The relief brass plaques that used to decorate the Oba's (king's) palace are among the most well-known of all the royal arts of Benin. Although frequently described as 'Benin Bronzes' most plaques are made of leaded brass in various compositions. It is widely accepted that they date to the 16th-17th centuries. In the years prior to the British Expedition royal influence in Benin was increasingly under threat from rival powers, both internal and external, with a focus on economic power and control of the important trading monopolies. However, the court and palace remained the political and spiritual centre of the Benin Kingdom. Earlier accounts written by Europeans visiting the city describe its size and scale. The palace complex was set up around atrium courtyards; some had galleries with wooden pillars supporting the roof. Brass plaques, probably made in matching pairs, were fixed to these pillars. The Benin brass plaques represent a distinct and unique corpus of work, unparalleled elsewhere on the continent. They are cast using the cire perdue (lost wax) technique and show significant variation in the depth of the relief. Some of the plaques portray historical events or commemorate successful wars, while others are a vivid depiction of Benin court life and ritual. Several groups of plaques show clear stylistic similarities. William B. Fagg suggested that these plaques represent the work of master brass casters. Fagg, William, 1973, 'Nigerian Images', London: Lund Humphries Gunsch, Kathryn, 2018, 'Benin plaques: a 16th century imperial monument', London: Routledge, Taylor and Francis Group ~Blurton, 1997 Brass was intimately associated with kingship in the Benin empire and plaques, cast by the lost-wax process, were used to cover the wooden beams that supported the roof in the royal palace, the centre of religious activities that controlled the well-being of the entire empire. Those seen here show scenes of court life and ritual which involve rulers, warriors and officials. Naked figures are royal pages, their nudity contrasting with the splendid cloth and coral-bead costumes of royalty. Depictions of the European adventurers and traders, who sold the metal from which the plaques were cast, also appear and local interest centred on their long hair, hooked noses, dress and weapons. Since they were seen as messengers of the god Olokun, a white-faced deity who sends wealth and children over the sea, their presence in the palace is probably less a celebration of their own wealth and power than those of the Oba (king), who is said to have defeated Olokun in battle, stripping him of his riches and finery.

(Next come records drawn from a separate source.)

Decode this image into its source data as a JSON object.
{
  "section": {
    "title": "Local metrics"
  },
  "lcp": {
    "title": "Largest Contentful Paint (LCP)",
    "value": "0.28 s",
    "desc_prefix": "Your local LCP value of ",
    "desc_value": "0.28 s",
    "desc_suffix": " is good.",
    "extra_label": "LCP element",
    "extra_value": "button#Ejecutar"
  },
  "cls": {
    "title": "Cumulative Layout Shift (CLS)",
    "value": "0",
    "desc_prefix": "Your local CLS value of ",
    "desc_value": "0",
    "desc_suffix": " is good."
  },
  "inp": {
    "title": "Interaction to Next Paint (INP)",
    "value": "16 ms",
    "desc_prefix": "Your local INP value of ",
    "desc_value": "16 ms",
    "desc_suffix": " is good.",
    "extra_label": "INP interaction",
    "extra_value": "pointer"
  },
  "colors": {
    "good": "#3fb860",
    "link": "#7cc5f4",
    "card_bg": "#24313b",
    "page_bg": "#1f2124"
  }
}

Exhibited: 1970-1973, London, Museum of Mankind, Divine Kingship in Africa 1997 13 Oct-1998 5 Jan, India, New Delhi, National Museum, The Enduring Image 1998 9 Feb-3 May, India, Mumbai, Sir Caswasjee Jahangir Hall, The Enduring Image 2003, Apr-Sep, BM, 'Museum of the Mind: Art and Memory in World Cultures' 2003, BM, The Museum of the Mind: Art and Memory in World Cultures